====== Source records

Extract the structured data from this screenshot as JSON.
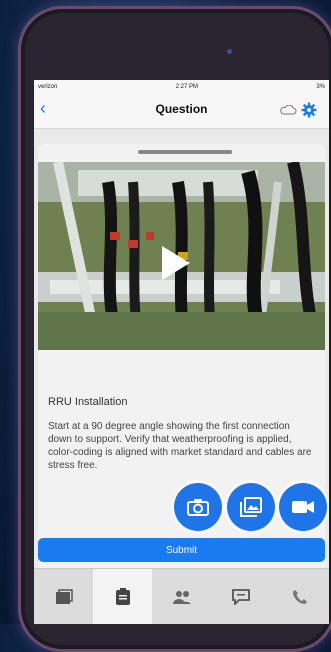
{
  "status_bar": {
    "carrier": "verizon",
    "time": "2:27 PM",
    "battery": "3%"
  },
  "nav": {
    "title": "Question",
    "back_icon": "chevron-left-icon",
    "cloud_icon": "cloud-icon",
    "settings_icon": "gear-icon"
  },
  "question": {
    "title": "RRU Installation",
    "body": "Start at a 90 degree angle showing the first connection down to support. Verify that weatherproofing is applied, color-coding is aligned with market standard and cables are stress free."
  },
  "actions": {
    "camera_icon": "camera-icon",
    "gallery_icon": "gallery-icon",
    "video_icon": "video-icon"
  },
  "submit_label": "Submit",
  "tabs": [
    {
      "icon": "library-icon",
      "active": false
    },
    {
      "icon": "clipboard-icon",
      "active": true
    },
    {
      "icon": "people-icon",
      "active": false
    },
    {
      "icon": "chat-icon",
      "active": false
    },
    {
      "icon": "phone-icon",
      "active": false
    }
  ],
  "colors": {
    "accent": "#1a7bf0",
    "fab": "#1f74e8"
  }
}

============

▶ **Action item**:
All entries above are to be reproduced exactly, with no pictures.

▶ **Response area**:
Extract the structured data from this screenshot as JSON.
{
  "status_bar": {
    "carrier": "verizon",
    "time": "2:27 PM",
    "battery": "3%"
  },
  "nav": {
    "title": "Question",
    "back_icon": "chevron-left-icon",
    "cloud_icon": "cloud-icon",
    "settings_icon": "gear-icon"
  },
  "question": {
    "title": "RRU Installation",
    "body": "Start at a 90 degree angle showing the first connection down to support. Verify that weatherproofing is applied, color-coding is aligned with market standard and cables are stress free."
  },
  "actions": {
    "camera_icon": "camera-icon",
    "gallery_icon": "gallery-icon",
    "video_icon": "video-icon"
  },
  "submit_label": "Submit",
  "tabs": [
    {
      "icon": "library-icon",
      "active": false
    },
    {
      "icon": "clipboard-icon",
      "active": true
    },
    {
      "icon": "people-icon",
      "active": false
    },
    {
      "icon": "chat-icon",
      "active": false
    },
    {
      "icon": "phone-icon",
      "active": false
    }
  ],
  "colors": {
    "accent": "#1a7bf0",
    "fab": "#1f74e8"
  }
}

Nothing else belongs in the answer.